“Then what do you do with the crops?”
He chuckled again. “We never see the crops. We wait for a better price then sell the paper to someone who deals in that sort of thing,”
“I think I see,” I said, “It balances out because if the price is lower at harvest time, you lose money.”
This really made him laugh, “We never lose money, Jonathan.”
He tried to explain the nature of the deals he did, putting things together and taking them apart and doing it all with someone else’s money. I did not follow most of it, but I was left with the impression that maybe my father was right, and respectable as this man was, his dealings were no less shady than Dugan’s.
All the talk of speculation had set his mind on gambling and Thayer suggested we go next to Kit Burn’s Sportsmen’s Hall. Kit Burn’s place featured dog fighting and similar spectacles for the purpose of betting. My only attempt at gambling, the card game on the riverboat, had ended badly enough to cure me of that curse for life. Since I didn’t gamble or share the typical Five Pointer’s love of blood sport, I seldom went to Kit Burn’s. But Dugan said to do what Thayer wanted, so that is where we went.
We joined a crowd packed tightly around the rat-pit, so called because the amusement there often involved betting on which of several terriers could kill the most rats while the crowd looked on. That night, though, it was straight dog fighting—betting on which of two dogs would win a fight to the death. When I told Thayer I didn’t gamble, he gave me money to bet so I could join in the fun anyway. I just bet on the same dogs he did. Either Thayer was a very lucky man, or he had some knowledge of dogs, for we won every bet. I sensed that Thayer was not a man who relied on luck.

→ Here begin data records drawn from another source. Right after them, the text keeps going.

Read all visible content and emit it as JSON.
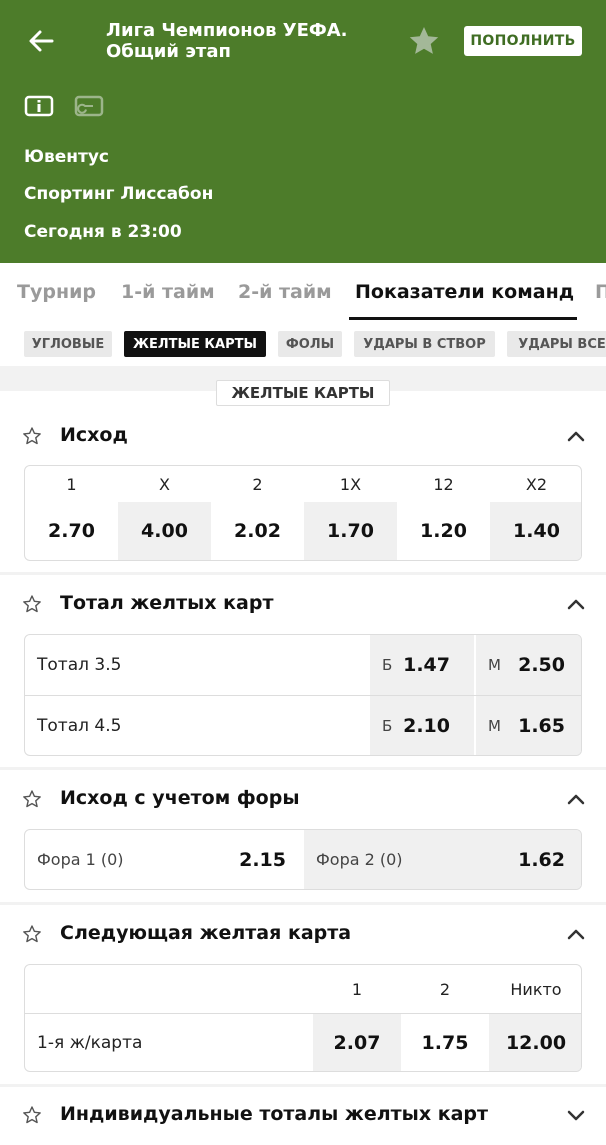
{
  "header": {
    "title": "Лига Чемпионов УЕФА. Общий этап",
    "topup_label": "ПОПОЛНИТЬ",
    "team1": "Ювентус",
    "team2": "Спортинг Лиссабон",
    "time": "Сегодня в 23:00",
    "bg_color": "#4d7c2a"
  },
  "tabs": [
    "Турнир",
    "1-й тайм",
    "2-й тайм",
    "Показатели команд",
    "П"
  ],
  "chips": [
    "УГЛОВЫЕ",
    "ЖЕЛТЫЕ КАРТЫ",
    "ФОЛЫ",
    "УДАРЫ В СТВОР",
    "УДАРЫ ВСЕ"
  ],
  "section_label": "ЖЕЛТЫЕ КАРТЫ",
  "markets": {
    "outcome": {
      "title": "Исход",
      "headers": [
        "1",
        "X",
        "2",
        "1X",
        "12",
        "X2"
      ],
      "odds": [
        "2.70",
        "4.00",
        "2.02",
        "1.70",
        "1.20",
        "1.40"
      ]
    },
    "total": {
      "title": "Тотал желтых карт",
      "rows": [
        {
          "label": "Тотал 3.5",
          "b": "Б",
          "b_odd": "1.47",
          "m": "М",
          "m_odd": "2.50"
        },
        {
          "label": "Тотал 4.5",
          "b": "Б",
          "b_odd": "2.10",
          "m": "М",
          "m_odd": "1.65"
        }
      ]
    },
    "handicap": {
      "title": "Исход с учетом форы",
      "f1_label": "Фора 1 (0)",
      "f1_odd": "2.15",
      "f2_label": "Фора 2 (0)",
      "f2_odd": "1.62"
    },
    "next_card": {
      "title": "Следующая желтая карта",
      "headers": [
        "1",
        "2",
        "Никто"
      ],
      "row_label": "1-я ж/карта",
      "odds": [
        "2.07",
        "1.75",
        "12.00"
      ]
    },
    "individual": {
      "title": "Индивидуальные тоталы желтых карт"
    }
  }
}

The sport was as brutal as you can imagine, and beyond the betting, the sight of two dogs tearing the flesh off of each other until one lay motionless in a pool of his own blood, seemed to rile the blood of all who watched. Arguments over wagers turned into fistfights and when one bettor stabbed another, Thayer and I joined the crowd rushing out the door lest we were stuck inside when the guns came out.
When we were back on the street, I thought maybe it would be time to find Thayer a girl and finish off his adventure. We had been drinking whiskey all night and feared that if he drank much more, a girl would do him no good. But Thayer had his own ideas.
“There is something I have read about and have always been curious to try.” He said, “I understand that opium is available somewhere in the Five Points.”
This was a surprise. I knew less about opium than I did about gambling. I knew there were some Chinese in Five Points who dealt in the stuff but I did not know where to look. Thayer knew the way, though. He led lead me straight to a door on Mott Street with a hand-drawn sign in Chinese characters. We went through the door and into a dark hall where we were met by a Chinaman in silk pajamas with a long black braid down his back. No words were spoken; little communication was necessary. Thayer paid some money, and the man pulled aside a curtain, gesturing us to walk through.
He wasn’t fooling me; Thayer had been there before.